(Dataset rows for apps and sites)
"""

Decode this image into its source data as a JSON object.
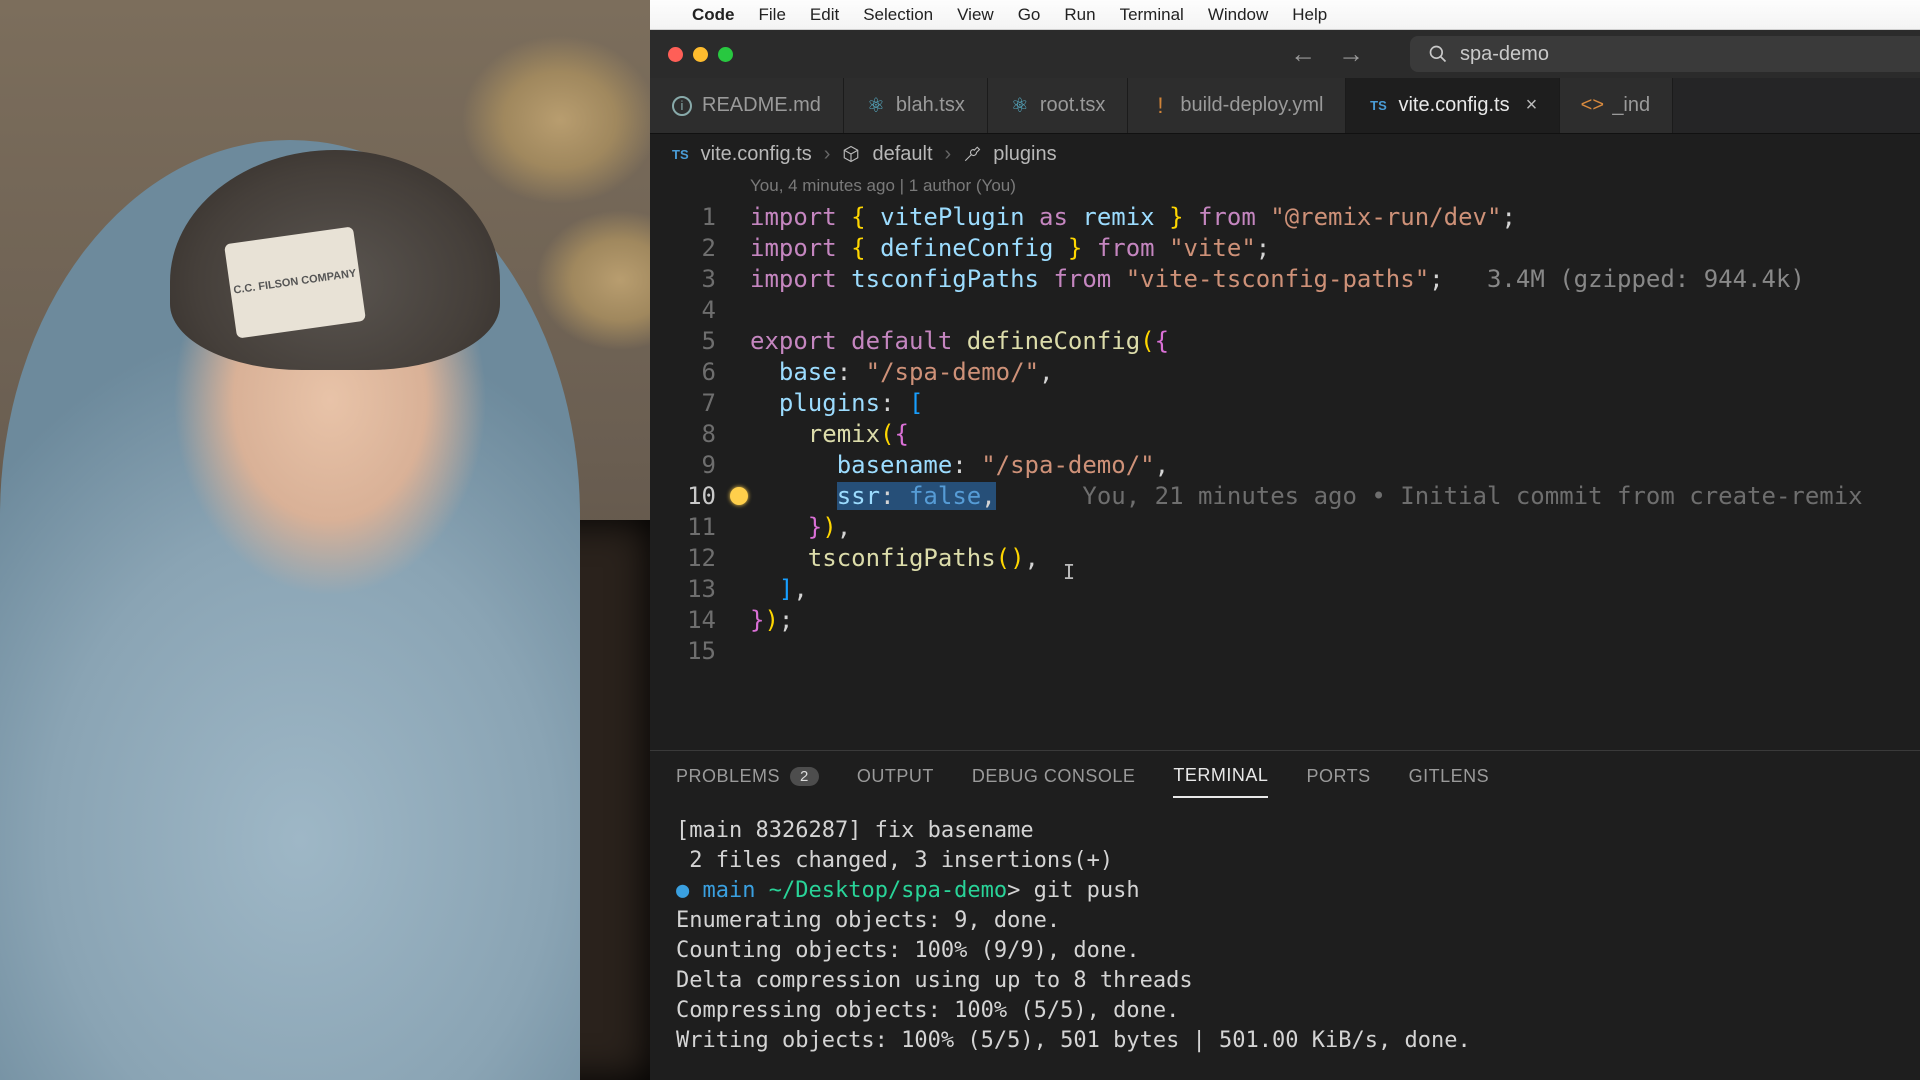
{
  "menubar": {
    "app": "Code",
    "items": [
      "File",
      "Edit",
      "Selection",
      "View",
      "Go",
      "Run",
      "Terminal",
      "Window",
      "Help"
    ]
  },
  "nav": {
    "back": "←",
    "forward": "→"
  },
  "search": {
    "text": "spa-demo"
  },
  "tabs": [
    {
      "icon": "info",
      "label": "README.md",
      "active": false
    },
    {
      "icon": "react",
      "label": "blah.tsx",
      "active": false
    },
    {
      "icon": "react",
      "label": "root.tsx",
      "active": false
    },
    {
      "icon": "yml",
      "label": "build-deploy.yml",
      "active": false
    },
    {
      "icon": "ts",
      "label": "vite.config.ts",
      "active": true,
      "close": true
    },
    {
      "icon": "html",
      "label": "_ind",
      "active": false
    }
  ],
  "breadcrumbs": {
    "file": "vite.config.ts",
    "segments": [
      "default",
      "plugins"
    ]
  },
  "codelens": "You, 4 minutes ago | 1 author (You)",
  "import_hint": "3.4M (gzipped: 944.4k)",
  "blame_line10": "You, 21 minutes ago • Initial commit from create-remix",
  "code": {
    "lines": 15,
    "current_line": 10,
    "base_value": "/spa-demo/",
    "basename_value": "/spa-demo/",
    "ssr_value": "false",
    "remix_pkg": "@remix-run/dev",
    "vite_pkg": "vite",
    "tsconfig_pkg": "vite-tsconfig-paths"
  },
  "panel": {
    "tabs": [
      {
        "label": "PROBLEMS",
        "badge": "2"
      },
      {
        "label": "OUTPUT"
      },
      {
        "label": "DEBUG CONSOLE"
      },
      {
        "label": "TERMINAL",
        "active": true
      },
      {
        "label": "PORTS"
      },
      {
        "label": "GITLENS"
      }
    ]
  },
  "terminal": {
    "commit_line": "[main 8326287] fix basename",
    "changed_line": " 2 files changed, 3 insertions(+)",
    "prompt_branch": "main",
    "prompt_path": "~/Desktop/spa-demo",
    "prompt_cmd": "git push",
    "out": [
      "Enumerating objects: 9, done.",
      "Counting objects: 100% (9/9), done.",
      "Delta compression using up to 8 threads",
      "Compressing objects: 100% (5/5), done.",
      "Writing objects: 100% (5/5), 501 bytes | 501.00 KiB/s, done."
    ]
  },
  "webcam_patch": "C.C. FILSON\nCOMPANY"
}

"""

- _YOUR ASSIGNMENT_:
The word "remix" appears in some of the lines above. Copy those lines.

- _RESULT OF THE TASK_:
  "blame_line10": "You, 21 minutes ago • Initial commit from create-remix",
    "remix_pkg": "@remix-run/dev",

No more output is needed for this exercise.